The kids in Lola's class come from lots of different places, so her teacher has asked them to draw pictures of where they emigrated from. Lola doesn't remember very well because she was only a baby when her family moved from the Island. As Lola asks her neighbors what they remember, a vibrant picture of food and music and people starts to form. The energetic illustration perfectly matches Lola’s spirit in this beautiful tribute to the home of our hearts. -Holly— From Spring Booknotes 2018
Spring 2018 Kids’ Indie Next List
“Islandborn is a delightful picture book about celebrating your heritage. Lola's teacher has asked the class to draw a picture of their first home. While the whole room grows loud with excitement over what they will draw, Lola sits quietly at her desk. Lola doesn't remember her first home, the Island. How will she draw a picture if she can't remember anything about the Island? With help from her family and neighbors, Lola learns that the Island will always be with her. A great picture book for the whole family, with vibrant illustrations that jump off the page.”
— Jen Steele, Boswell Book Company, Milwaukee, WI
From New York Times bestseller and Pulitzer Prize winner Junot Díaz comes a debut picture book about the magic of memory and the infinite power of the imagination.
Every kid in Lola's school was from somewhere else.
Hers was a school of faraway places.
So when Lola's teacher asks the students to draw a picture of where their families immigrated from, all the kids are excited. Except Lola. She can't remember The Island—she left when she was just a baby. But with the help of her family and friends, and their memories—joyous, fantastical, heartbreaking, and frightening—Lola's imagination takes her on an extraordinary journey back to The Island. As she draws closer to the heart of her family's story, Lola comes to understand the truth of her abuela's words: “Just because you don't remember a place doesn't mean it's not in you.”
Gloriously illustrated and lyrically written, Islandborn is a celebration of creativity, diversity, and our imagination's boundless ability to connect us—to our families, to our past and to ourselves.
About the Author
Junot Díaz was born in the Dominican Republic and raised in New Jersey. He is the author of the critically acclaimed Drown; The Brief Wondrous Life of Oscar Wao, which won the 2008 Pulitzer Prize and the National Book Critics Circle Award; and This Is How You Lose Her, a New York Times bestseller and National Book Award finalist.
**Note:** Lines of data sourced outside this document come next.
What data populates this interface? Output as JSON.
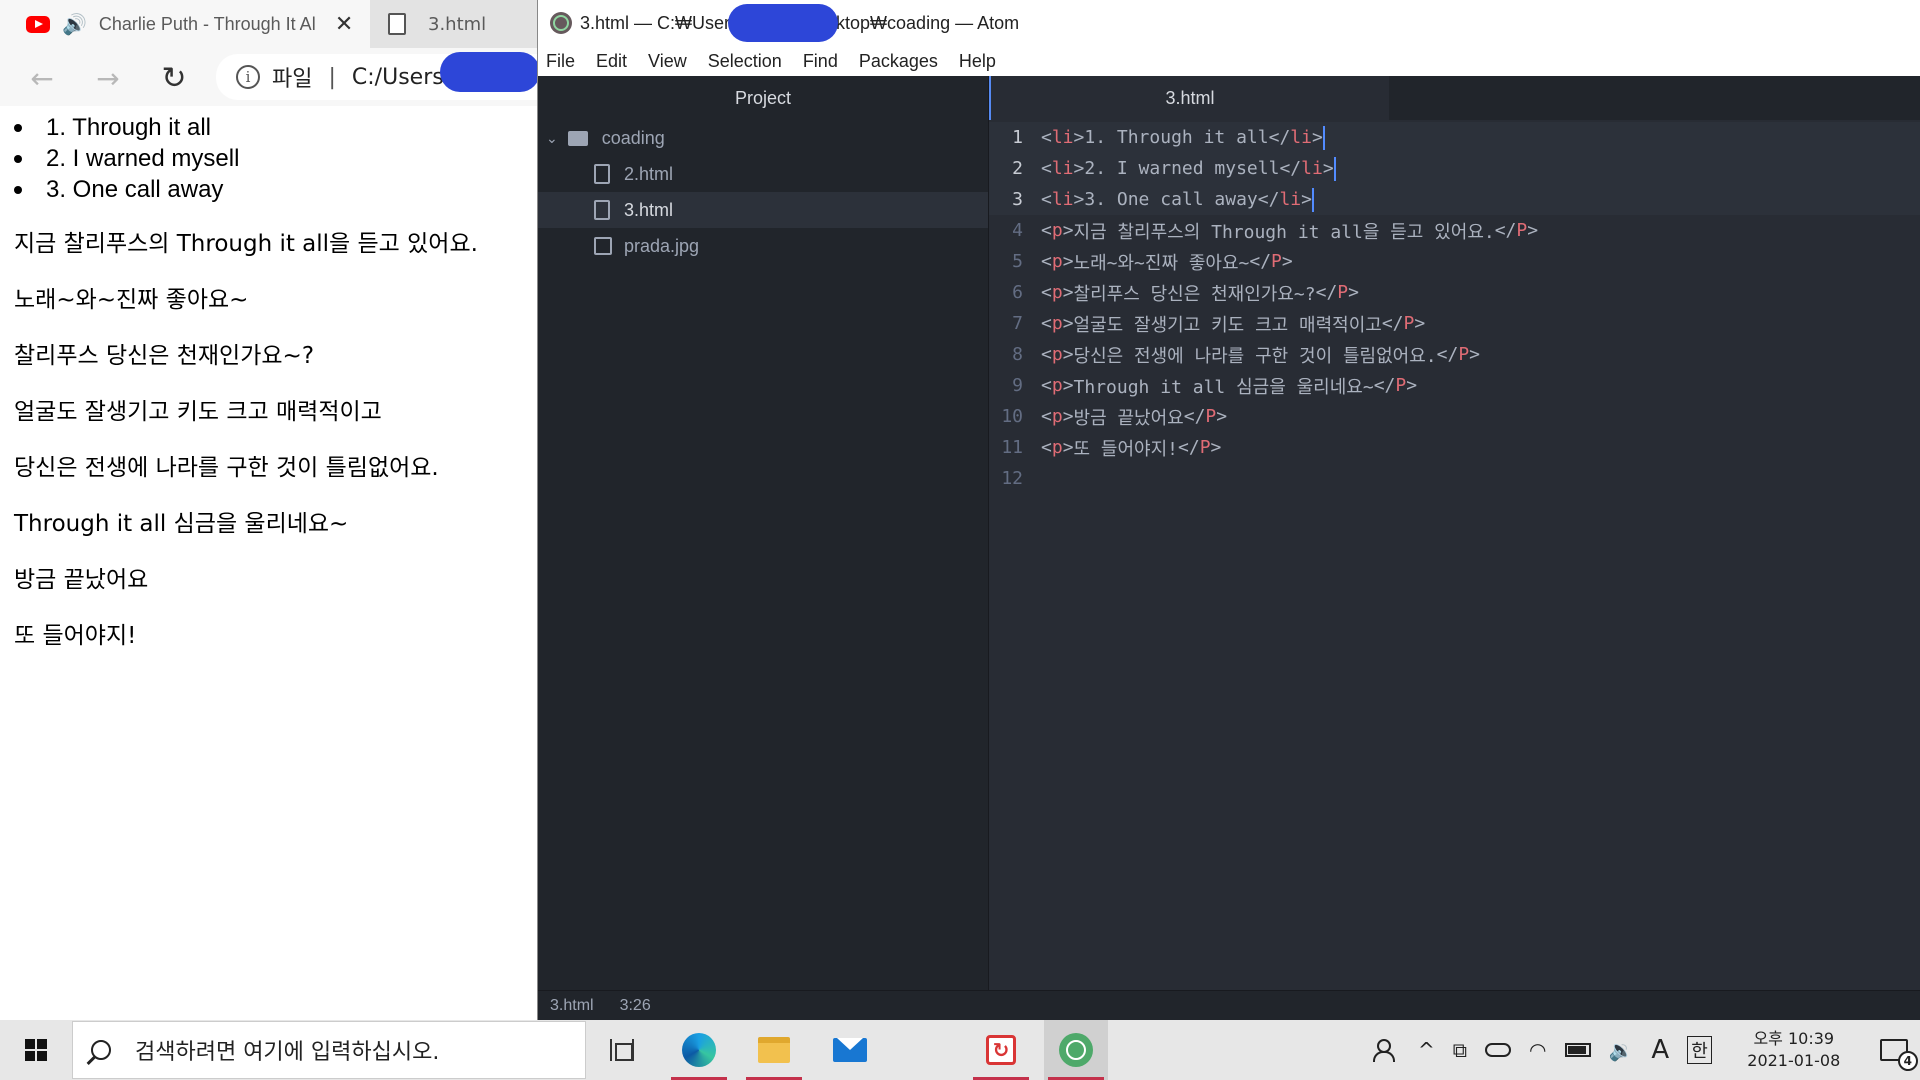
{
  "browser": {
    "tabs": [
      {
        "title": "Charlie Puth - Through It Al",
        "close": "✕",
        "audio": "speaker-icon"
      },
      {
        "title": "3.html"
      }
    ],
    "nav": {
      "back": "←",
      "forward": "→",
      "reload": "↻"
    },
    "address": {
      "info": "i",
      "scheme": "파일",
      "separator": "|",
      "path": "C:/Users"
    },
    "content": {
      "list": [
        "1. Through it all",
        "2. I warned mysell",
        "3. One call away"
      ],
      "paragraphs": [
        "지금 찰리푸스의 Through it all을 듣고 있어요.",
        "노래~와~진짜 좋아요~",
        "찰리푸스 당신은 천재인가요~?",
        "얼굴도 잘생기고 키도 크고 매력적이고",
        "당신은 전생에 나라를 구한 것이 틀림없어요.",
        "Through it all 심금을 울리네요~",
        "방금 끝났어요",
        "또 들어야지!"
      ]
    }
  },
  "atom": {
    "title_left": "3.html — C:₩Users",
    "title_right": "esktop₩coading — Atom",
    "menu": [
      "File",
      "Edit",
      "View",
      "Selection",
      "Find",
      "Packages",
      "Help"
    ],
    "project_header": "Project",
    "tree": {
      "folder": "coading",
      "files": [
        "2.html",
        "3.html",
        "prada.jpg"
      ],
      "selected": "3.html"
    },
    "tab": "3.html",
    "code": [
      {
        "ln": "1",
        "o": "<",
        "t": "li",
        "c": ">",
        "text": "1. Through it all",
        "eo": "</",
        "et": "li",
        "ec": ">"
      },
      {
        "ln": "2",
        "o": "<",
        "t": "li",
        "c": ">",
        "text": "2. I warned mysell",
        "eo": "</",
        "et": "li",
        "ec": ">"
      },
      {
        "ln": "3",
        "o": "<",
        "t": "li",
        "c": ">",
        "text": "3. One call away",
        "eo": "</",
        "et": "li",
        "ec": ">"
      },
      {
        "ln": "4",
        "o": "<",
        "t": "p",
        "c": ">",
        "text": "지금 찰리푸스의 Through it all을 듣고 있어요.",
        "eo": "</",
        "et": "P",
        "ec": ">"
      },
      {
        "ln": "5",
        "o": "<",
        "t": "p",
        "c": ">",
        "text": "노래~와~진짜 좋아요~",
        "eo": "</",
        "et": "P",
        "ec": ">"
      },
      {
        "ln": "6",
        "o": "<",
        "t": "p",
        "c": ">",
        "text": "찰리푸스 당신은 천재인가요~?",
        "eo": "</",
        "et": "P",
        "ec": ">"
      },
      {
        "ln": "7",
        "o": "<",
        "t": "p",
        "c": ">",
        "text": "얼굴도 잘생기고 키도 크고 매력적이고",
        "eo": "</",
        "et": "P",
        "ec": ">"
      },
      {
        "ln": "8",
        "o": "<",
        "t": "p",
        "c": ">",
        "text": "당신은 전생에 나라를 구한 것이 틀림없어요.",
        "eo": "</",
        "et": "P",
        "ec": ">"
      },
      {
        "ln": "9",
        "o": "<",
        "t": "p",
        "c": ">",
        "text": "Through it all 심금을 울리네요~",
        "eo": "</",
        "et": "P",
        "ec": ">"
      },
      {
        "ln": "10",
        "o": "<",
        "t": "p",
        "c": ">",
        "text": "방금 끝났어요",
        "eo": "</",
        "et": "P",
        "ec": ">"
      },
      {
        "ln": "11",
        "o": "<",
        "t": "p",
        "c": ">",
        "text": "또 들어야지!",
        "eo": "</",
        "et": "P",
        "ec": ">"
      },
      {
        "ln": "12",
        "o": "",
        "t": "",
        "c": "",
        "text": "",
        "eo": "",
        "et": "",
        "ec": ""
      }
    ],
    "status": {
      "file": "3.html",
      "cursor": "3:26"
    }
  },
  "taskbar": {
    "search_placeholder": "검색하려면 여기에 입력하십시오.",
    "tray": {
      "input_lang": "A",
      "ime": "한",
      "time": "오후 10:39",
      "date": "2021-01-08",
      "notifications": "4"
    }
  },
  "colors": {
    "redaction": "#2d46d8",
    "atom_bg": "#282c34",
    "tag": "#e06c75",
    "text": "#abb2bf"
  }
}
A graduate of Rutgers University, Díaz is currently the fiction editor at Boston Review and the Rudge and Nancy Allen Professor of Writing at the Massachusetts Institute of Technology.
Leo Espinosa is an award-winning illustrator and designer from Bogotá, Colombia, whose work has been featured in The New Yorker, Wired, Esquire, The New York Times, The Atlantic, and more. Leo's illustrations have been recognized by American Illustration, Communication Arts, Pictoplasma, 3x3, and the Society of Illustrators. Leo lives with his family in Salt Lake City, Utah.
★ "With his tenacious, curious heroine and a voice that’s chatty, passionate, wise, and loving, Díaz entices readers to think about a fundamental human question: what does it mean to belong?"–Publishers Weekly, starred review
★ “A sensitive and beautiful story of culture, identity, and belonging—a superb picture book outing for Díaz and one to be shared broadly in a variety of settings.” –School Library Journal, starred review
★ “This important title will be enjoyed by young children and may spark many significant discussions.” –Booklist, starred review